The Chicago Historical Society purchased Gunther's collection following his death in 1920. Established in 1856, the Historical Society was primarily a library of Chicago-related materials until it acquired the Libby Prison War Museum holdings. Gunther's Lincoln relics were particularly important to the Historical Society, which had elected Lincoln an honorary member during his lifetime. Lincoln donated the original draft of his Emancipation Proclamation to Chicago's 1864 Northwestern Sanitary Fair with the understanding that it would eventually be given to the Chicago Historical Society. The Gunther acquisition attracted donations of other important Lincolniana.

Examine the Lincoln
Assassination Relics!
"The Coming Men!," Frank Leslie's Illustrated Newspaper, February 28, 1863. Pictured from left to right are P.T. Barnum, Tom Thumb, Commodore Nutt, and Abraham Lincoln (ICHi-30957).


Mass-produced textiles, clothing, and early semi-synthetic plastics are among the materials attributed to the crime scene. These machine-made goods reflect America's transition from a nation of rural farms and villages to a growing complex of urban industrial centers. The relics are at once symbolic and symptomatic of this period of profound national upheaval when civil war and industrialization were changing the face of America.

Lincoln Gallery at the Chicago Historical Society, 1909. (ICHi-18778)
In contrast to P.T. Barnum, Charles Gunther eventually built a legitimate historical collection.
The Lincoln relics evoke sentimental memories of a bygone era and a heroic leader.
A closer
examination reveals the rapidly evolving industrial culture of American life.
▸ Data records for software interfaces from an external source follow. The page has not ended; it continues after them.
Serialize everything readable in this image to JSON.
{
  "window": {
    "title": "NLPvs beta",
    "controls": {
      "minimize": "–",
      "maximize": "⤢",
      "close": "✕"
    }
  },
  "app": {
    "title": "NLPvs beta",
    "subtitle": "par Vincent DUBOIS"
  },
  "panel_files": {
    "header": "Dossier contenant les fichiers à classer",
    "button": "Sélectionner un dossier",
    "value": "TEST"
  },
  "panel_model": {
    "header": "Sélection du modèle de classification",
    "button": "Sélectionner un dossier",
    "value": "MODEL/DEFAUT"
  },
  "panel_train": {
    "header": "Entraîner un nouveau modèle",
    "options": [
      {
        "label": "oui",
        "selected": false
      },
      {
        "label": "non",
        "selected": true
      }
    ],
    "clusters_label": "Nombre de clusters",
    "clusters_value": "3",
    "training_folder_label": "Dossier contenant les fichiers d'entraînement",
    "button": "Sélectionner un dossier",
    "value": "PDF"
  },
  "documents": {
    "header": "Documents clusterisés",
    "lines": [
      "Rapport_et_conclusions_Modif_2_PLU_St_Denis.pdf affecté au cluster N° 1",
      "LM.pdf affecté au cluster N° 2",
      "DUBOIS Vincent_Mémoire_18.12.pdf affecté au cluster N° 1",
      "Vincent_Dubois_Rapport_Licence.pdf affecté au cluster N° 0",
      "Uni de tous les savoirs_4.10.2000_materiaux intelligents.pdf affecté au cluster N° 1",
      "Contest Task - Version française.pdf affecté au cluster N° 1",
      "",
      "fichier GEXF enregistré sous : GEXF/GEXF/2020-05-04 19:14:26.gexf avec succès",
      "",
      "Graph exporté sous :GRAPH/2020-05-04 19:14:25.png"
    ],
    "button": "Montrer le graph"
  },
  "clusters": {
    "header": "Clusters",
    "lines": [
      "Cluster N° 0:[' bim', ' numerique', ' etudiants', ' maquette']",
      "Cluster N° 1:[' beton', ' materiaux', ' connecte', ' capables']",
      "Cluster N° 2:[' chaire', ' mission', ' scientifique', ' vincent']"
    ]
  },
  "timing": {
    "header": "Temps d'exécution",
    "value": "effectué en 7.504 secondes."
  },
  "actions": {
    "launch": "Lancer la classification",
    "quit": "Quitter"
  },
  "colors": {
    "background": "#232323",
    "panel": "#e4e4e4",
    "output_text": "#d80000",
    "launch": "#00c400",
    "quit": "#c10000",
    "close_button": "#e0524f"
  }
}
Ready-made cloaks were the earliest products of the increasingly commercialized women's garment-making industry. Mary Lincoln's cloak may represent the beginning of the end of Elizabeth Keckly's dressmaking career, which ultimately led to the sale of her Lincoln relics. Charles Gunther stood poised at the center of this new American commercial landscape in Chicago, the hub of the national railway network. Here he gathered the shards of this tumultuous and increasingly idealized era for financial and political profit, realizing a new commodity in historical memory.

Commercially printed ikat fragment and plastic comb (CHS 1978.207.3 and 13); advertisement for ready-made cloaks from the Chicago Tribune, April 17, 1865 (ICHi-31000).